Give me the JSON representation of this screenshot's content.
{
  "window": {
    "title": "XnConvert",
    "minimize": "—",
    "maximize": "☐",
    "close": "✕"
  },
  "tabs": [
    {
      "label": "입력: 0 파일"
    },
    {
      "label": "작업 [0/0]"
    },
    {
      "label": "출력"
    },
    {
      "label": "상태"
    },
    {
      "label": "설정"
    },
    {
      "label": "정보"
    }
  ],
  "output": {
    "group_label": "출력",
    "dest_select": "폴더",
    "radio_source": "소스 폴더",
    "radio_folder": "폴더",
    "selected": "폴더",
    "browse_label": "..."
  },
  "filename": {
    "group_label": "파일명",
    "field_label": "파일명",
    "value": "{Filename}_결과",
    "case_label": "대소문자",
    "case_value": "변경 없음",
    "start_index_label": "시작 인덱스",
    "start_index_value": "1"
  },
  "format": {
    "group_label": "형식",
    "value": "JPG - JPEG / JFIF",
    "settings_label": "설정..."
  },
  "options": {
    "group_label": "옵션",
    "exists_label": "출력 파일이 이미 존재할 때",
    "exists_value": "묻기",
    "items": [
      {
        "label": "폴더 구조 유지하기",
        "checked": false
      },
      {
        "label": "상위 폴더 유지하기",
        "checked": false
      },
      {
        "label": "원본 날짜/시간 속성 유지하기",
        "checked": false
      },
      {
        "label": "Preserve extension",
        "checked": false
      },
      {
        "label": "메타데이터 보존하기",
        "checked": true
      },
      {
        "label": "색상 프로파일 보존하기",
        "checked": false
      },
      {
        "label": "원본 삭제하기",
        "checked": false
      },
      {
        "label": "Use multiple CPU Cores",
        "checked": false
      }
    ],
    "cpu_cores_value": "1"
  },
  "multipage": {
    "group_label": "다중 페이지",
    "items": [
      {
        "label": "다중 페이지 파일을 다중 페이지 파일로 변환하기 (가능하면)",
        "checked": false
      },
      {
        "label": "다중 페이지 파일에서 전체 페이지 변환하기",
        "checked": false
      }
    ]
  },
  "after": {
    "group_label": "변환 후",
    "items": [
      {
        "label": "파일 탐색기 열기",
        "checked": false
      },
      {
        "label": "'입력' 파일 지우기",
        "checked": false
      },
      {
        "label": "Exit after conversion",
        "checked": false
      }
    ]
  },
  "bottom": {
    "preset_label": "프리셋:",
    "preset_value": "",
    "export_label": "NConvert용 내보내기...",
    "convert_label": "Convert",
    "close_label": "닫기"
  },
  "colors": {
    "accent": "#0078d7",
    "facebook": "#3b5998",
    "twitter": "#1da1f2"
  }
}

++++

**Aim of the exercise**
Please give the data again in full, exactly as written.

**Answer to the problem**
Give me the JSON representation of this screenshot's content.
{
  "window": {
    "title": "XnConvert",
    "minimize": "—",
    "maximize": "☐",
    "close": "✕"
  },
  "tabs": [
    {
      "label": "입력: 0 파일"
    },
    {
      "label": "작업 [0/0]"
    },
    {
      "label": "출력"
    },
    {
      "label": "상태"
    },
    {
      "label": "설정"
    },
    {
      "label": "정보"
    }
  ],
  "output": {
    "group_label": "출력",
    "dest_select": "폴더",
    "radio_source": "소스 폴더",
    "radio_folder": "폴더",
    "selected": "폴더",
    "browse_label": "..."
  },
  "filename": {
    "group_label": "파일명",
    "field_label": "파일명",
    "value": "{Filename}_결과",
    "case_label": "대소문자",
    "case_value": "변경 없음",
    "start_index_label": "시작 인덱스",
    "start_index_value": "1"
  },
  "format": {
    "group_label": "형식",
    "value": "JPG - JPEG / JFIF",
    "settings_label": "설정..."
  },
  "options": {
    "group_label": "옵션",
    "exists_label": "출력 파일이 이미 존재할 때",
    "exists_value": "묻기",
    "items": [
      {
        "label": "폴더 구조 유지하기",
        "checked": false
      },
      {
        "label": "상위 폴더 유지하기",
        "checked": false
      },
      {
        "label": "원본 날짜/시간 속성 유지하기",
        "checked": false
      },
      {
        "label": "Preserve extension",
        "checked": false
      },
      {
        "label": "메타데이터 보존하기",
        "checked": true
      },
      {
        "label": "색상 프로파일 보존하기",
        "checked": false
      },
      {
        "label": "원본 삭제하기",
        "checked": false
      },
      {
        "label": "Use multiple CPU Cores",
        "checked": false
      }
    ],
    "cpu_cores_value": "1"
  },
  "multipage": {
    "group_label": "다중 페이지",
    "items": [
      {
        "label": "다중 페이지 파일을 다중 페이지 파일로 변환하기 (가능하면)",
        "checked": false
      },
      {
        "label": "다중 페이지 파일에서 전체 페이지 변환하기",
        "checked": false
      }
    ]
  },
  "after": {
    "group_label": "변환 후",
    "items": [
      {
        "label": "파일 탐색기 열기",
        "checked": false
      },
      {
        "label": "'입력' 파일 지우기",
        "checked": false
      },
      {
        "label": "Exit after conversion",
        "checked": false
      }
    ]
  },
  "bottom": {
    "preset_label": "프리셋:",
    "preset_value": "",
    "export_label": "NConvert용 내보내기...",
    "convert_label": "Convert",
    "close_label": "닫기"
  },
  "colors": {
    "accent": "#0078d7",
    "facebook": "#3b5998",
    "twitter": "#1da1f2"
  }
}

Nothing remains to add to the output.